- [Task]: The records below are to be copied exactly, with every picture left out.

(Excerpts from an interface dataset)
▬▬▬▬▬▬

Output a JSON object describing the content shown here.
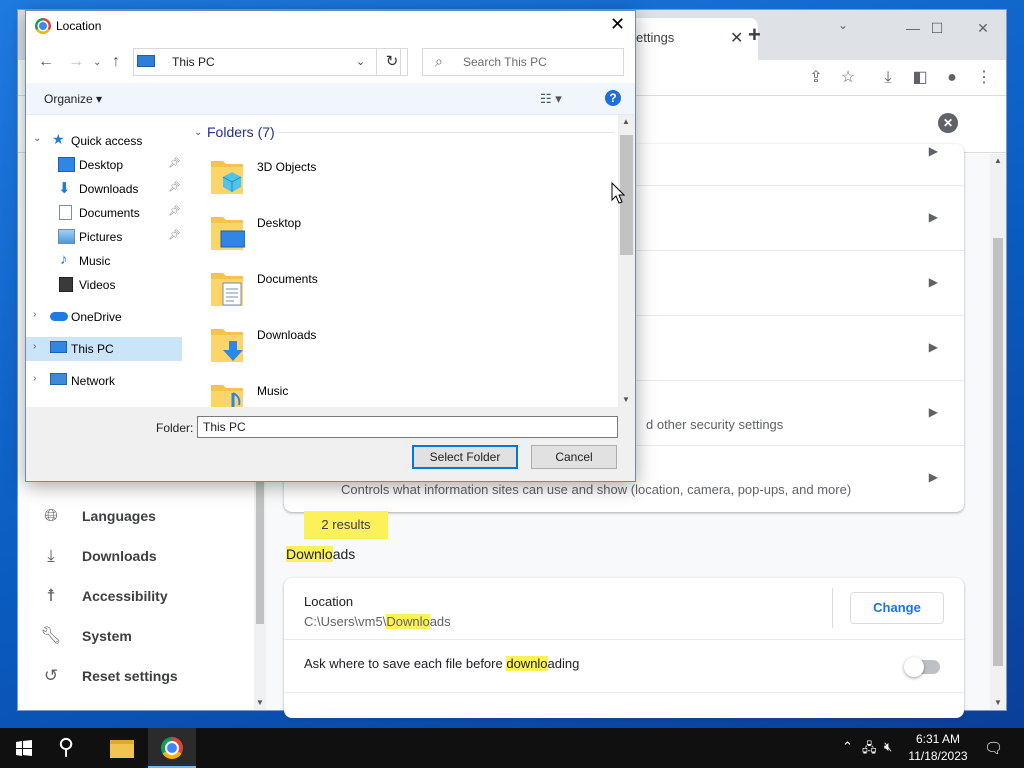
{
  "browser": {
    "tab_label": "ettings",
    "tab_close": "✕",
    "new_tab": "+",
    "minimize": "—",
    "maximize": "☐",
    "close": "✕",
    "search_clear": "✕"
  },
  "sidebar": {
    "items": [
      {
        "label": "Languages",
        "icon": "globe-icon"
      },
      {
        "label": "Downloads",
        "icon": "download-icon"
      },
      {
        "label": "Accessibility",
        "icon": "accessibility-icon"
      },
      {
        "label": "System",
        "icon": "wrench-icon"
      },
      {
        "label": "Reset settings",
        "icon": "history-icon"
      }
    ]
  },
  "settings_rows": {
    "security_partial": "d other security settings",
    "site_settings_sub": "Controls what information sites can use and show (location, camera, pop-ups, and more)"
  },
  "search_results": {
    "badge": "2 results",
    "section_title_hl": "Downlo",
    "section_title_rest": "ads"
  },
  "downloads": {
    "location_label": "Location",
    "path_prefix": "C:\\Users\\vm5\\",
    "path_hl": "Downlo",
    "path_rest": "ads",
    "change_button": "Change",
    "ask_prefix": "Ask where to save each file before ",
    "ask_hl": "downlo",
    "ask_rest": "ading",
    "ask_enabled": false
  },
  "dialog": {
    "title": "Location",
    "close": "✕",
    "address": "This PC",
    "search_placeholder": "Search This PC",
    "organize": "Organize ▾",
    "help": "?",
    "folders_heading": "Folders (7)",
    "nav": [
      {
        "label": "Quick access",
        "arrow": "⌄",
        "pinned": false
      },
      {
        "label": "Desktop",
        "pinned": true
      },
      {
        "label": "Downloads",
        "pinned": true
      },
      {
        "label": "Documents",
        "pinned": true
      },
      {
        "label": "Pictures",
        "pinned": true
      },
      {
        "label": "Music",
        "pinned": false
      },
      {
        "label": "Videos",
        "pinned": false
      },
      {
        "label": "OneDrive",
        "arrow": "›",
        "pinned": false
      },
      {
        "label": "This PC",
        "arrow": "›",
        "pinned": false,
        "selected": true
      },
      {
        "label": "Network",
        "arrow": "›",
        "pinned": false
      }
    ],
    "folders": [
      "3D Objects",
      "Desktop",
      "Documents",
      "Downloads",
      "Music"
    ],
    "folder_label": "Folder:",
    "folder_value": "This PC",
    "select_button": "Select Folder",
    "cancel_button": "Cancel"
  },
  "taskbar": {
    "time": "6:31 AM",
    "date": "11/18/2023"
  },
  "colors": {
    "highlight": "#fdf15a",
    "accent": "#1a73e8",
    "selection": "#cce4f7"
  }
}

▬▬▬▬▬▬

- [Task output]:
Output a JSON object describing the content shown here.
{
  "browser": {
    "tab_label": "ettings",
    "tab_close": "✕",
    "new_tab": "+",
    "minimize": "—",
    "maximize": "☐",
    "close": "✕",
    "search_clear": "✕"
  },
  "sidebar": {
    "items": [
      {
        "label": "Languages",
        "icon": "globe-icon"
      },
      {
        "label": "Downloads",
        "icon": "download-icon"
      },
      {
        "label": "Accessibility",
        "icon": "accessibility-icon"
      },
      {
        "label": "System",
        "icon": "wrench-icon"
      },
      {
        "label": "Reset settings",
        "icon": "history-icon"
      }
    ]
  },
  "settings_rows": {
    "security_partial": "d other security settings",
    "site_settings_sub": "Controls what information sites can use and show (location, camera, pop-ups, and more)"
  },
  "search_results": {
    "badge": "2 results",
    "section_title_hl": "Downlo",
    "section_title_rest": "ads"
  },
  "downloads": {
    "location_label": "Location",
    "path_prefix": "C:\\Users\\vm5\\",
    "path_hl": "Downlo",
    "path_rest": "ads",
    "change_button": "Change",
    "ask_prefix": "Ask where to save each file before ",
    "ask_hl": "downlo",
    "ask_rest": "ading",
    "ask_enabled": false
  },
  "dialog": {
    "title": "Location",
    "close": "✕",
    "address": "This PC",
    "search_placeholder": "Search This PC",
    "organize": "Organize ▾",
    "help": "?",
    "folders_heading": "Folders (7)",
    "nav": [
      {
        "label": "Quick access",
        "arrow": "⌄",
        "pinned": false
      },
      {
        "label": "Desktop",
        "pinned": true
      },
      {
        "label": "Downloads",
        "pinned": true
      },
      {
        "label": "Documents",
        "pinned": true
      },
      {
        "label": "Pictures",
        "pinned": true
      },
      {
        "label": "Music",
        "pinned": false
      },
      {
        "label": "Videos",
        "pinned": false
      },
      {
        "label": "OneDrive",
        "arrow": "›",
        "pinned": false
      },
      {
        "label": "This PC",
        "arrow": "›",
        "pinned": false,
        "selected": true
      },
      {
        "label": "Network",
        "arrow": "›",
        "pinned": false
      }
    ],
    "folders": [
      "3D Objects",
      "Desktop",
      "Documents",
      "Downloads",
      "Music"
    ],
    "folder_label": "Folder:",
    "folder_value": "This PC",
    "select_button": "Select Folder",
    "cancel_button": "Cancel"
  },
  "taskbar": {
    "time": "6:31 AM",
    "date": "11/18/2023"
  },
  "colors": {
    "highlight": "#fdf15a",
    "accent": "#1a73e8",
    "selection": "#cce4f7"
  }
}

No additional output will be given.